“I’m often inspired by concrete situations, places that catalyse a certain idea and accelerate its realisation. Quite ephemeral works come about this way, which wouldn't make sense if they were repeated in another location. It's difficult for me to work on a particular project, without a concrete impulse that provokes me, or intrigues me, it’s kind of like making things for the cupboard. I like the nonsensical nuances of reality.”

“Of course it’s possible, and it often happens, that the ultimate effect strays from the project, the first little idea. Many things influence the final shape of a work, both prosaic, utterly mundane issues, such as, at the very least, finances, but quite simply a concept can change in the process. In spite of the fact that I try to stick to the pillar that I’d set up from the very beginning, a change in perspective simply shifts the pillar itself.”

“I feel lucky that I have a ‘profession’, that I don't need to be an artist.”

KEYWORDS: Primitive Art, Views Award, Me, Myself and I, Monumental Statues, pop culture

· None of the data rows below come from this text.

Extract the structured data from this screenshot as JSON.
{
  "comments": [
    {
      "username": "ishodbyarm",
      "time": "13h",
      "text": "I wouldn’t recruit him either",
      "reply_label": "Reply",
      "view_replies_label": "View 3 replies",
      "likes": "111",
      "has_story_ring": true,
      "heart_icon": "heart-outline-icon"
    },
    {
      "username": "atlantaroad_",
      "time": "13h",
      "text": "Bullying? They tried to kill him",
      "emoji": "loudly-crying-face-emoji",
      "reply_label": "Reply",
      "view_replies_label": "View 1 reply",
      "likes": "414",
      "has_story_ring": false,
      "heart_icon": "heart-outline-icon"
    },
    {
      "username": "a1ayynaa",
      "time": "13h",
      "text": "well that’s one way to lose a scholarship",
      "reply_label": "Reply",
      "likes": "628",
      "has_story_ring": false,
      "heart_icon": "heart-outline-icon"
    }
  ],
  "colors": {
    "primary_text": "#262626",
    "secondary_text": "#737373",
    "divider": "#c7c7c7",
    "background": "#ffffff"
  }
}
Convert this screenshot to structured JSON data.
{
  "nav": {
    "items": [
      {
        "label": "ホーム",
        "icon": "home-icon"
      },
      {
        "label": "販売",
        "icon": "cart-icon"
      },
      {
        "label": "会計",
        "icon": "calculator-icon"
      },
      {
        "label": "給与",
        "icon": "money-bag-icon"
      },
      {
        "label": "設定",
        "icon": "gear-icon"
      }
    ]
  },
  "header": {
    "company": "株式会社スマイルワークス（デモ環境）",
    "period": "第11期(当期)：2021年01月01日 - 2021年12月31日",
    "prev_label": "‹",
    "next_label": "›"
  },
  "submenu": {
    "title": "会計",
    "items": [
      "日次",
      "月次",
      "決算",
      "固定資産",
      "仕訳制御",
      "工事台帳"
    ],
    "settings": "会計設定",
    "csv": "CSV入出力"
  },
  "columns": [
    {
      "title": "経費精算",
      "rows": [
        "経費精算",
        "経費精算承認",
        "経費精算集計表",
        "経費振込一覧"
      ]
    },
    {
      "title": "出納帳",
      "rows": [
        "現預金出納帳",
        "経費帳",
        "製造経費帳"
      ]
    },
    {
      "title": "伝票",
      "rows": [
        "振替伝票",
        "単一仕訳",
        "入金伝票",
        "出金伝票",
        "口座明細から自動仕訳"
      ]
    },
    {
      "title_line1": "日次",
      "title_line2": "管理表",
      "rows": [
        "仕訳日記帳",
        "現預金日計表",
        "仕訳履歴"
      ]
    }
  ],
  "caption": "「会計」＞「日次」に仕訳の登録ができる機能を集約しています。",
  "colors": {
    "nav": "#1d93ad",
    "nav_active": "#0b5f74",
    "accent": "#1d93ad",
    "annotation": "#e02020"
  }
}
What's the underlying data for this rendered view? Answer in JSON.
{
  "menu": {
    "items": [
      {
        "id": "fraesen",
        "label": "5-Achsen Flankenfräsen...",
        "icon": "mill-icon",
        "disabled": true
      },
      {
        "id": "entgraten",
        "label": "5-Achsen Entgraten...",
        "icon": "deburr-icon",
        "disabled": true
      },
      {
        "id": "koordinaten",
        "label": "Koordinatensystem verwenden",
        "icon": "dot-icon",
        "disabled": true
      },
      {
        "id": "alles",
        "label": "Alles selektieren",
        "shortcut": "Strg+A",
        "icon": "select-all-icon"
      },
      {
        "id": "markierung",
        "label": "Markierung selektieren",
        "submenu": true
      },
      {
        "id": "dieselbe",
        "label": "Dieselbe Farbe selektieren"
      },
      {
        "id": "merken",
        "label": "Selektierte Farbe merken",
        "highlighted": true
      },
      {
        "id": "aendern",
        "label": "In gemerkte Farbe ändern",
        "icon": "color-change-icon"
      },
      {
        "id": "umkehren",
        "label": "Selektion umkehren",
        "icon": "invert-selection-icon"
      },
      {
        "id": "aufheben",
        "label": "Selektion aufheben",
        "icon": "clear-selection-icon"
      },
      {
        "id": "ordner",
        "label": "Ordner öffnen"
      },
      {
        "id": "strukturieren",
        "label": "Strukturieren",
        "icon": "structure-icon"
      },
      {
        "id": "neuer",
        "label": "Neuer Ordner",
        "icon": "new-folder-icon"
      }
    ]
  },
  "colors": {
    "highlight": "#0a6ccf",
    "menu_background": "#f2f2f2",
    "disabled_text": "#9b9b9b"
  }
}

I make works that I think most fully demonstrate my way of thinking: about books and the process through which they come about, about paths of narration. The book (in the current exhibition at Zachęta) is the third grey book, the final installment of the trilogy that includes We Came from Beyond/ We Go Far Beyond and Jak jsem potkał dabla (When isa met the devil), the most personal and subjective of the three. The works exhibited at Zachęta have their beginnings in the book, not the other way around. They develop themes set down on paper through the content and formal publication. Everything revolves around rap music, where sampling, scratching and white noise, remastering other peoples music and making ones own rhythmic quality. The book (and the entire installation as a whole) is intended to be read as a personal manifest, an attempt to capture the sensibilities of a generation that was raised on the music and lyrics of Wu-Tang Clan.